** What the task asks **
Exactly the lines from the line with "What data populates" through the final line of the records below, both ends included, are to be set down. Do not include pictures.

** Record set **
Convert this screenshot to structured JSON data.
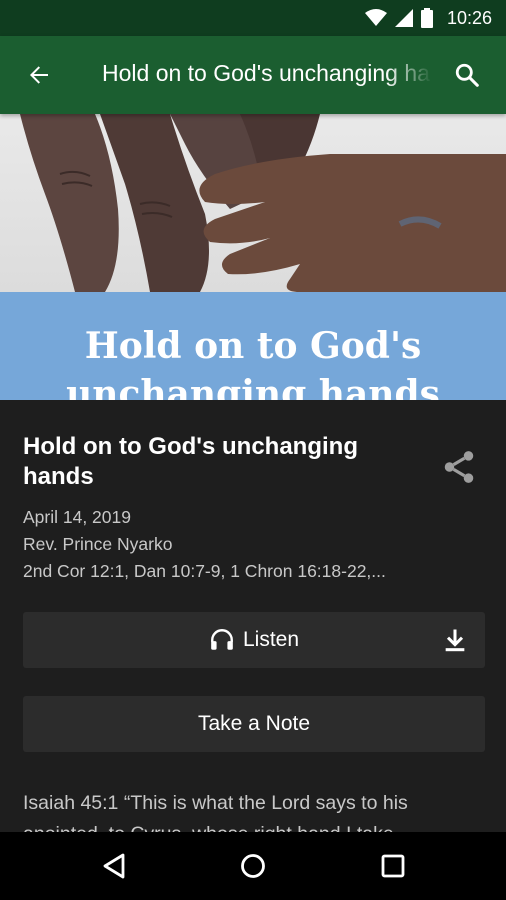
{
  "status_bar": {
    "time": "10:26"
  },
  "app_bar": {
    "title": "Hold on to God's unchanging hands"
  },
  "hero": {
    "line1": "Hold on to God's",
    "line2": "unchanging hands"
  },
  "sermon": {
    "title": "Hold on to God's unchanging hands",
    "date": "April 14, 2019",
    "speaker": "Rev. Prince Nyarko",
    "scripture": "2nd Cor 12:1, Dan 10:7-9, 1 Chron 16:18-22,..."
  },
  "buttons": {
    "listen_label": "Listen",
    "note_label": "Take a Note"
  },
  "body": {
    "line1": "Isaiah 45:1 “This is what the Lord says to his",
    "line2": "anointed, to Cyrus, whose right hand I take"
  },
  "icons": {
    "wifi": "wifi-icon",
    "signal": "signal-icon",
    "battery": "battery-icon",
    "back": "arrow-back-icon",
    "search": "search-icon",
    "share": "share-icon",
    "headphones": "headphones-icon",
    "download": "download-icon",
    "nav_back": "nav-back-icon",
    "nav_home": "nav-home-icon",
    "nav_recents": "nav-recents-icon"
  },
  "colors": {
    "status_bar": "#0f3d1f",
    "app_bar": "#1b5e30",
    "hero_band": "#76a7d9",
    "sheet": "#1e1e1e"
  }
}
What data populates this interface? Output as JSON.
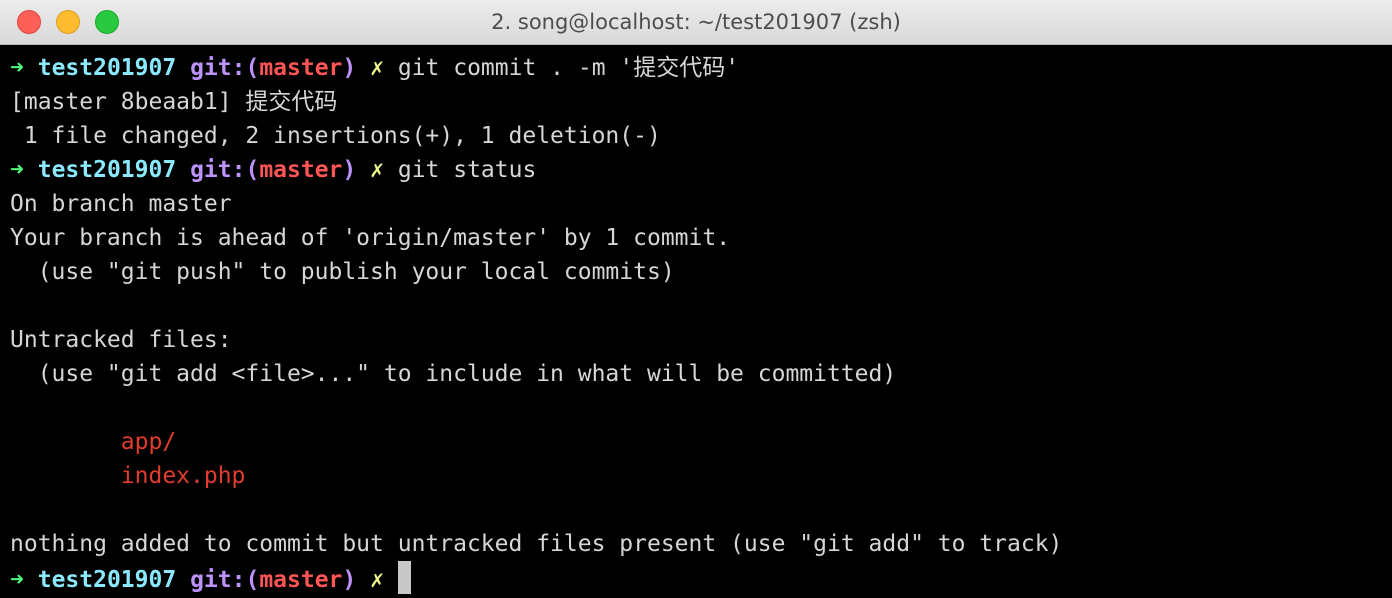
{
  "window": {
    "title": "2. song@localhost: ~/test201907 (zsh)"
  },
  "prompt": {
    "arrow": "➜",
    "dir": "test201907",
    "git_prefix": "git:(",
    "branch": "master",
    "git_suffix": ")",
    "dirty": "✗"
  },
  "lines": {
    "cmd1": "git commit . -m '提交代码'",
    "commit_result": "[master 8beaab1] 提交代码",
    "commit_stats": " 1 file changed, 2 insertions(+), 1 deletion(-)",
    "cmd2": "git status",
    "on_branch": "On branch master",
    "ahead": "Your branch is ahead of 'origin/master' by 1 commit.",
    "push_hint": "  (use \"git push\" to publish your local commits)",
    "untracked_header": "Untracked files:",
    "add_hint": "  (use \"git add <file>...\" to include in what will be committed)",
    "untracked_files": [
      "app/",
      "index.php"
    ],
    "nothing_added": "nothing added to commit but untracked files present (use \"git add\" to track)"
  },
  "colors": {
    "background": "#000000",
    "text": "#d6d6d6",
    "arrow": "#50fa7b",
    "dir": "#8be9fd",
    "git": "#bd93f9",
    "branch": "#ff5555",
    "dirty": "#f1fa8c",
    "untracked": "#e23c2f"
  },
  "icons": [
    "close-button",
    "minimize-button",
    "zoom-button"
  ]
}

** Output of the task **
What data populates this interface? Output as JSON.
{
  "window": {
    "title": "2. song@localhost: ~/test201907 (zsh)"
  },
  "prompt": {
    "arrow": "➜",
    "dir": "test201907",
    "git_prefix": "git:(",
    "branch": "master",
    "git_suffix": ")",
    "dirty": "✗"
  },
  "lines": {
    "cmd1": "git commit . -m '提交代码'",
    "commit_result": "[master 8beaab1] 提交代码",
    "commit_stats": " 1 file changed, 2 insertions(+), 1 deletion(-)",
    "cmd2": "git status",
    "on_branch": "On branch master",
    "ahead": "Your branch is ahead of 'origin/master' by 1 commit.",
    "push_hint": "  (use \"git push\" to publish your local commits)",
    "untracked_header": "Untracked files:",
    "add_hint": "  (use \"git add <file>...\" to include in what will be committed)",
    "untracked_files": [
      "app/",
      "index.php"
    ],
    "nothing_added": "nothing added to commit but untracked files present (use \"git add\" to track)"
  },
  "colors": {
    "background": "#000000",
    "text": "#d6d6d6",
    "arrow": "#50fa7b",
    "dir": "#8be9fd",
    "git": "#bd93f9",
    "branch": "#ff5555",
    "dirty": "#f1fa8c",
    "untracked": "#e23c2f"
  },
  "icons": [
    "close-button",
    "minimize-button",
    "zoom-button"
  ]
}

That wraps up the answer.